While many people with fibromyalgia have seen a physical therapist, few have seen an occupational therapist. Occupational therapy is in a unique position to instruct people with fibromyalgia in management techniques that can empower them and be used for a lifetime. Occupational therapy focuses on the whole person through their activities of daily living (ADL). Therapists work with patients to find a balance between work, rest, and play. By learning adaptive techniques, energy conservation, pain management, relaxation techniques, problem solving, sleep hygiene, communication techniques, and goal-setting, patients are able to determine life changes that will allow them to optimize their function within their limitations. With therapist assistance, patients develop a daily and weekly schedule that they will continue after discharge. The schedule is designed to provide the balance of work, rest and play needed for optimal symptom management.
One of the biggest keys to patient success in a therapy program is the patient’s grasp of two concepts:
1) Exercise is required. Patients are instructed to think of exercise as a medicine, like high blood pressure pills. People with fibromyalgia must exercise.
2) There is no magic cure. If patients’ expectations are that they will be “cured”— have no pain or fatigue—they are destined to be disappointed. It is important that therapists work with patients to establish realistic goals.
When seeking a fibromyalgia therapy program, consider and ask about these things:
- What outcome measure is used? How do you know this program works?
- What specialized services are available for people with fibromyalgia? What training has the therapist had related to fibromyalgia?
- How long does the program last? (Research suggests a program should be at an average of 6-8 weeks long for optimal patient benefit.)
- Treatment sessions should be organized and standardized to assure quality of care. While you want a program that meets your individualized needs, you also want to know there are specific topics covered and goals designed for someone with fibromyalgia.
- Set goals that are very small but progress regularly—for example: I will walk two minutes daily. Next week, I will walk three minutes.

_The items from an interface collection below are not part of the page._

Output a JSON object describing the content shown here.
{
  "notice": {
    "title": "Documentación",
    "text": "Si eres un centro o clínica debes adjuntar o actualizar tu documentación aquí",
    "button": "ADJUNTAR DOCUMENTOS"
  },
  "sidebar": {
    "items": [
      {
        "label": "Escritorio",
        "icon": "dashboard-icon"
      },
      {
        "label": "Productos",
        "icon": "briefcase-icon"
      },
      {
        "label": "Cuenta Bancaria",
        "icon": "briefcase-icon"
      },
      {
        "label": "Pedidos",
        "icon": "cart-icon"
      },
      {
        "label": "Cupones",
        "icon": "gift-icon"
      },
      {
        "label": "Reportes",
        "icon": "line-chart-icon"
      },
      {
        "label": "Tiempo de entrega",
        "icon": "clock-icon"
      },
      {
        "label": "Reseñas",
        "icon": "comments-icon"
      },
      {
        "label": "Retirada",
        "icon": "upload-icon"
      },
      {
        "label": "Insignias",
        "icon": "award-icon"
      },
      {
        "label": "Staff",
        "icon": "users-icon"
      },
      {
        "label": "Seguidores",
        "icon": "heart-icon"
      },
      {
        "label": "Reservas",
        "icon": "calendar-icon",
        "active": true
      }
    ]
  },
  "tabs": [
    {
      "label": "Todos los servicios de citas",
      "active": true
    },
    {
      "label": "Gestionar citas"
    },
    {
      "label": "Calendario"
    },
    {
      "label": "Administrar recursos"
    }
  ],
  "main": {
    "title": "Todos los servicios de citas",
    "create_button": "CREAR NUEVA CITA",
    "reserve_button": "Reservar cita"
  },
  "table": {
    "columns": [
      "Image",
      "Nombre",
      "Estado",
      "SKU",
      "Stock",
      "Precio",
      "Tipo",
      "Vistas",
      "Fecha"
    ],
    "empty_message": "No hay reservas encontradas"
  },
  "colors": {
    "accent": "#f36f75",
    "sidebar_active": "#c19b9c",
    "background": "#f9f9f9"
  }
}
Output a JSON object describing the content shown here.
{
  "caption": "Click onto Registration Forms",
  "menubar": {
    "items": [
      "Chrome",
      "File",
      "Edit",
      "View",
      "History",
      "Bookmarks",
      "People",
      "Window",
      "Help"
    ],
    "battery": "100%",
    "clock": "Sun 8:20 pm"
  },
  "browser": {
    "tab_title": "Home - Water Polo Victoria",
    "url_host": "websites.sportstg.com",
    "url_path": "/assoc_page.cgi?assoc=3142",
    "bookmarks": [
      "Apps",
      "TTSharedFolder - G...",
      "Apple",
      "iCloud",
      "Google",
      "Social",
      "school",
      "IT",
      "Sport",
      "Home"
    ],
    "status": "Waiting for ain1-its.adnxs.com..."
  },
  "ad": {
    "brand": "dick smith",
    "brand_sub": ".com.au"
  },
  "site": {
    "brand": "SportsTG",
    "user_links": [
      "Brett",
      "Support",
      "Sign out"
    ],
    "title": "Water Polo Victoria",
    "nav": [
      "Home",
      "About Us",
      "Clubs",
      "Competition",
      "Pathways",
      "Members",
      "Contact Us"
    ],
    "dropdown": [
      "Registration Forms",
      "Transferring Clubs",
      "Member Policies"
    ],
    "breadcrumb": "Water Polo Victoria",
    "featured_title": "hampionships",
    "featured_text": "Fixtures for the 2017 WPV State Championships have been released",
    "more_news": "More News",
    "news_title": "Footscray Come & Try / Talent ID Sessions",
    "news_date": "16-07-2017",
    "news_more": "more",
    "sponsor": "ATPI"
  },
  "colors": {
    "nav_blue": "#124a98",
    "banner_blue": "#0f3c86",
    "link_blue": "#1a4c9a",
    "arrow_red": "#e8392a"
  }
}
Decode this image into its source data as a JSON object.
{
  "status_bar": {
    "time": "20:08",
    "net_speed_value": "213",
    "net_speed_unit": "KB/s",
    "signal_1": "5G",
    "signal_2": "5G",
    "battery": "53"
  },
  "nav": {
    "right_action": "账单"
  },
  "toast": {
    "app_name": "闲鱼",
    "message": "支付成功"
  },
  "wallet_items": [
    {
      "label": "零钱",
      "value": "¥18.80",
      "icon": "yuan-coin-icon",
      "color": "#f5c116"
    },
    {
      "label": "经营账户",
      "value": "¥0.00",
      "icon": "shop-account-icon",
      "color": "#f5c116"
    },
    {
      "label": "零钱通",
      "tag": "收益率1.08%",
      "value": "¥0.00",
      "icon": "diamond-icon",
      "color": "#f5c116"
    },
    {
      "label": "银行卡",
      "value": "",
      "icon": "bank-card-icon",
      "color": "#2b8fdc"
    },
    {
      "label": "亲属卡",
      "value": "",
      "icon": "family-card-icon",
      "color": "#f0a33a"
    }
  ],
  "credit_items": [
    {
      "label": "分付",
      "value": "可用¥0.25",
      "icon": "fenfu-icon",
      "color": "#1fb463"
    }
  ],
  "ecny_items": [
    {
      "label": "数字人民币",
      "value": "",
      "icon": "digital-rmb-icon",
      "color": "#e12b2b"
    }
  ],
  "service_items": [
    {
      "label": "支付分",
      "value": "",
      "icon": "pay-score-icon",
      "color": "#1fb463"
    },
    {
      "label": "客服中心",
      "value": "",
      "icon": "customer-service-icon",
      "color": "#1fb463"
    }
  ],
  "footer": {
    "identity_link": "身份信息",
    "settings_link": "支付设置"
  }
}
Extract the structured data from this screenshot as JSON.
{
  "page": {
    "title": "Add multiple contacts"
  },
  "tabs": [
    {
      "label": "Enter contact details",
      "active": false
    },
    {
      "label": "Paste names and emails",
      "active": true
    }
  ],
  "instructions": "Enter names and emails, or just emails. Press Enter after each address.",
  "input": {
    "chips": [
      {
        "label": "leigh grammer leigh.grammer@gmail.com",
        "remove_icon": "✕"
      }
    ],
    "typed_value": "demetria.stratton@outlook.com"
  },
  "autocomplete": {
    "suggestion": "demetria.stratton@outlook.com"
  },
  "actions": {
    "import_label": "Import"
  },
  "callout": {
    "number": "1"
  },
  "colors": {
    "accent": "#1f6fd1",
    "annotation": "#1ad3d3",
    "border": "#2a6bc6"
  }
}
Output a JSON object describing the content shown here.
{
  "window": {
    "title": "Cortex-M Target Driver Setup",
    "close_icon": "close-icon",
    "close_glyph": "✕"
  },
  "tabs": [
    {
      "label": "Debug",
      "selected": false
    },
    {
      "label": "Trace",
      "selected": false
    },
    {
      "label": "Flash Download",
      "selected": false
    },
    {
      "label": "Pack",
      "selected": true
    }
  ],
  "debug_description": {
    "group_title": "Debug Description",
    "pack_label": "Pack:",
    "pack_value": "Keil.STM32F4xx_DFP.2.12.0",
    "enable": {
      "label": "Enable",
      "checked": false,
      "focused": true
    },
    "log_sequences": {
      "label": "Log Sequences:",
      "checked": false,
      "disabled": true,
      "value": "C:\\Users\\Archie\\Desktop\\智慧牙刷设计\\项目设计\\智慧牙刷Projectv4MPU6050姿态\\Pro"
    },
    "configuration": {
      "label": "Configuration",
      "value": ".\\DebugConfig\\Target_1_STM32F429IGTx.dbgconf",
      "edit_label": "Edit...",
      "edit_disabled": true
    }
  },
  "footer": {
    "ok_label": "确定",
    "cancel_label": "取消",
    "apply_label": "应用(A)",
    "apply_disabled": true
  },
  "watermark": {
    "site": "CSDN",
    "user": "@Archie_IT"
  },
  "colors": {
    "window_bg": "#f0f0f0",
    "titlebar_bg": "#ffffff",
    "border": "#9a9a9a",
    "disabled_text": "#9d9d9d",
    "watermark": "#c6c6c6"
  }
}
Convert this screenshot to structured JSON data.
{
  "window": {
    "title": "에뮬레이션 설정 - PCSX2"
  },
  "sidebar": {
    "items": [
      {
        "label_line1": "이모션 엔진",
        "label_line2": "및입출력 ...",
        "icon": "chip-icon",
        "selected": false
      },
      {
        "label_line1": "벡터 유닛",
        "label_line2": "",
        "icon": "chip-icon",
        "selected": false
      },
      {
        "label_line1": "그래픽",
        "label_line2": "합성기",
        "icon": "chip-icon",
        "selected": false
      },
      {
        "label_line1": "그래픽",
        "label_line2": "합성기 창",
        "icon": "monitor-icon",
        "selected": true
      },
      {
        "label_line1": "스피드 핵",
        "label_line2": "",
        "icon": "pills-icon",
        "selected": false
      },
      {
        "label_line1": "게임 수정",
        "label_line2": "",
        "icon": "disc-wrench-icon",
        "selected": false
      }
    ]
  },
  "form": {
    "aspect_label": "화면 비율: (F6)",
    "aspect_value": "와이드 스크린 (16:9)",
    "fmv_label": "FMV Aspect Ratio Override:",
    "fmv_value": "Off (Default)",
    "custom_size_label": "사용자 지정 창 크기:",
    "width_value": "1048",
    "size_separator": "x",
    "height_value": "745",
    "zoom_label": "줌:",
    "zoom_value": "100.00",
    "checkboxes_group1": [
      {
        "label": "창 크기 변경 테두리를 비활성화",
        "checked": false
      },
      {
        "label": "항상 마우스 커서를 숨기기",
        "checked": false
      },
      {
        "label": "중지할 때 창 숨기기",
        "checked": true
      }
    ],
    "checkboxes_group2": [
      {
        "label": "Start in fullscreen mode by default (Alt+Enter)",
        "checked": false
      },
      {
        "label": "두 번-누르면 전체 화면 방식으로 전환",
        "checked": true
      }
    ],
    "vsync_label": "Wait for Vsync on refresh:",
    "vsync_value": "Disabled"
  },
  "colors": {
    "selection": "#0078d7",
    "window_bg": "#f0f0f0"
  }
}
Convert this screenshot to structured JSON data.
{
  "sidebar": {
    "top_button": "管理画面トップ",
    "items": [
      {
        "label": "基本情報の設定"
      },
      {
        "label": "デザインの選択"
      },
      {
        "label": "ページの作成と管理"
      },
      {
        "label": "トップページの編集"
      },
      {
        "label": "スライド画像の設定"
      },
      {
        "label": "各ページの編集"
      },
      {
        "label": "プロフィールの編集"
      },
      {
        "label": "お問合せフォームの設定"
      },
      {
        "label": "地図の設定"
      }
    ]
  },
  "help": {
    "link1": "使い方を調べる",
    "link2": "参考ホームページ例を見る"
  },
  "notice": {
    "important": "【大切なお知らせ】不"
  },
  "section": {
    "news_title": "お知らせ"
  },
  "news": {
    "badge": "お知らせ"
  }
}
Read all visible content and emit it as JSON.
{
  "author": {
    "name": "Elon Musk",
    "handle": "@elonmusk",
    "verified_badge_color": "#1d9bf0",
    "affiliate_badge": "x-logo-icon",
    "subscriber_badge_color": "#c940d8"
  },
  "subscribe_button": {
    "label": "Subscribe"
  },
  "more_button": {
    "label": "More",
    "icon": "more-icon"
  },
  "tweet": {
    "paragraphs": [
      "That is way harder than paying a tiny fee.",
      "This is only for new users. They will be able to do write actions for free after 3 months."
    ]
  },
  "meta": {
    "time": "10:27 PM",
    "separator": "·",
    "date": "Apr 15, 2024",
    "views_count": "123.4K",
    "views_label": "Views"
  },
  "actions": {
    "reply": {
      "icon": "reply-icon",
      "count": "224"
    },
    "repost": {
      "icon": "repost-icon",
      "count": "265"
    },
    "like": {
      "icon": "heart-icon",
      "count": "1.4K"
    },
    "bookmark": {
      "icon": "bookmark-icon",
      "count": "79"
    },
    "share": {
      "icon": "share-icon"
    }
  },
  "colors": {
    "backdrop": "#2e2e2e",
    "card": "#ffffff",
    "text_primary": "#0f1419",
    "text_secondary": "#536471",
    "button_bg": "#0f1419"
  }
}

- Expect pain to get worse before it gets better. You should expect an improvement after you have maintained a regular exercise program for 6-8 weeks.
- Expect fatigue to progressively improve with increased exercise and better quality of sleep.